Clinton gave lengthy talks in support of Vice President Gore in 2000 and Sen. John Kerry (Mass.) in 2004. His much-anticipated speech backing Obama in 2008 came just months after the Illinois senator’s bitter Democratic primary fight with then-Sen. Hillary Rodham Clinton (N.Y.), during which Bill Clinton likened Obama’s candidacy to “a fairytale” and dismissed his success in South Carolina as similar to that of the Rev. Jesse Jackson’s long-shot campaign in 1988.

The crux of Clinton’s speech in 2008 boiled down to 11 words: “Barack Obama is ready to be president of the United States.”

In the years since, Clinton has given Obama both help and heartburn. He served as a crucial surrogate in late 2010 as the president sought to sell the deal he struck with Republicans to extend the George W. Bush-era tax rates. But he’s also stepped on Obama’s campaign message from time to time, such as when he credited Mitt Romney for a “sterling” business career and seemed to suggest that the full slate of Bush tax cuts should again be extended.

“There’s no one better than President Clinton to lay out the clear choice Americans face in this election, between moving forward with President Obama or falling backward with Mitt Romney and Paul Ryan, who support the same failed policies that led to the worst economic crisis since the Great Depression,” Obama campaign spokesman Adam Fetcher said.

The Obama campaign would not preview Clinton’s address in Charlotte beyond pointing to a 30-second ad the former president cut for Obama, which was released last month. 

“This election, to me, is about which candidate is more likely to return us to full employment. This is a clear choice,” Clinton says, speaking directly to the camera. “The Republican plan is to cut more taxes on upper-income people and go back to deregulation. That’s what got us in trouble in the first place. President Obama has a plan to rebuild America from the ground up, investing in innovation, education and job training. It only works if there is a strong middle class. That’s what happened when I was president.
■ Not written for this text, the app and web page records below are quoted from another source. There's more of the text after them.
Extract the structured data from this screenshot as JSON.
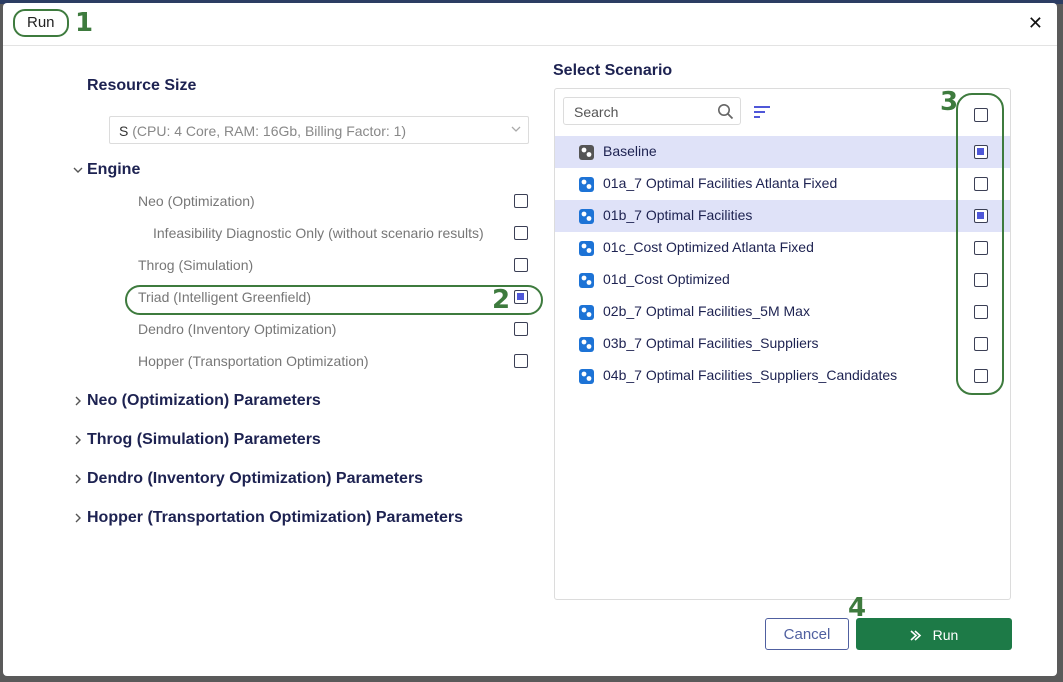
{
  "dialog": {
    "title": "Run",
    "close_glyph": "✕"
  },
  "annotations": [
    "1",
    "2",
    "3",
    "4"
  ],
  "resource": {
    "label": "Resource Size",
    "selected_size": "S",
    "selected_detail": "(CPU: 4 Core, RAM: 16Gb, Billing Factor: 1)"
  },
  "engine": {
    "label": "Engine",
    "items": [
      {
        "label": "Neo (Optimization)",
        "checked": false
      },
      {
        "label": "Infeasibility Diagnostic Only (without scenario results)",
        "checked": false
      },
      {
        "label": "Throg (Simulation)",
        "checked": false
      },
      {
        "label": "Triad (Intelligent Greenfield)",
        "checked": true
      },
      {
        "label": "Dendro (Inventory Optimization)",
        "checked": false
      },
      {
        "label": "Hopper (Transportation Optimization)",
        "checked": false
      }
    ]
  },
  "parameter_sections": [
    "Neo (Optimization) Parameters",
    "Throg (Simulation) Parameters",
    "Dendro (Inventory Optimization) Parameters",
    "Hopper (Transportation Optimization) Parameters"
  ],
  "scenarios": {
    "label": "Select Scenario",
    "search_placeholder": "Search",
    "select_all_checked": false,
    "items": [
      {
        "label": "Baseline",
        "checked": true,
        "icon": "baseline-scenario-icon"
      },
      {
        "label": "01a_7 Optimal Facilities Atlanta Fixed",
        "checked": false,
        "icon": "scenario-icon"
      },
      {
        "label": "01b_7 Optimal Facilities",
        "checked": true,
        "icon": "scenario-icon"
      },
      {
        "label": "01c_Cost Optimized Atlanta Fixed",
        "checked": false,
        "icon": "scenario-icon"
      },
      {
        "label": "01d_Cost Optimized",
        "checked": false,
        "icon": "scenario-icon"
      },
      {
        "label": "02b_7 Optimal Facilities_5M Max",
        "checked": false,
        "icon": "scenario-icon"
      },
      {
        "label": "03b_7 Optimal Facilities_Suppliers",
        "checked": false,
        "icon": "scenario-icon"
      },
      {
        "label": "04b_7 Optimal Facilities_Suppliers_Candidates",
        "checked": false,
        "icon": "scenario-icon"
      }
    ]
  },
  "buttons": {
    "cancel": "Cancel",
    "run": "Run"
  },
  "colors": {
    "accent_green": "#3e7b3e",
    "run_button": "#1d7a47",
    "navy_text": "#1d2251",
    "selection": "#dfe2f8",
    "check_fill": "#4f57d8",
    "scenario_icon": "#1d73d6",
    "baseline_icon": "#555555"
  }
}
We need to keep going with his plan.”

A Clinton spokesman did not return requests for comment.

Clinton also is likely to include some lavish praise for his wife, who is not appearing at the convention in deference to her non-political position as secretary of State. There is a lot of speculation that Hillary Clinton will run again in 2016, though she has said she will not.

If Clinton’s speech on Wednesday follows the pattern of his recent convention addresses, it will include an extended recitation of his own economic record and the rosier times of the 1990s. 

Clinton “presided over the greatest boom in world history, certainly in American history,” Begala said. “People remember that, and they like it.”

In a poll released last month by The Wall Street Journal and NBC News, 57 percent of registered voters had a favorable opinion of Clinton — a higher rating than they gave any of the four men on the 2012 national ticket.

For the Obama campaign, the biggest risk could be that Clinton unwittingly leads viewers to draw an unfavorable comparison between himself and Obama, who has served through three and a half years of high unemployment and an uneven economic recovery.

Begala said Clinton is well-positioned to explain the circumstances to voters, and, more broadly, to articulate the “common set of ideas” that worked in the 1990s and are needed again today.

“I have been involved, I guarantee you, in more than a thousand Bill Clinton speeches, and very few of them have failed,” said Begala, who emphasized he was not speaking for Clinton nor working with the Obama campaign. “I doubt [the Obama team is] worried, or they wouldn’t have asked him to give the speech. I think President Clinton knows what he’s doing here. He’s getting pretty good at this game.”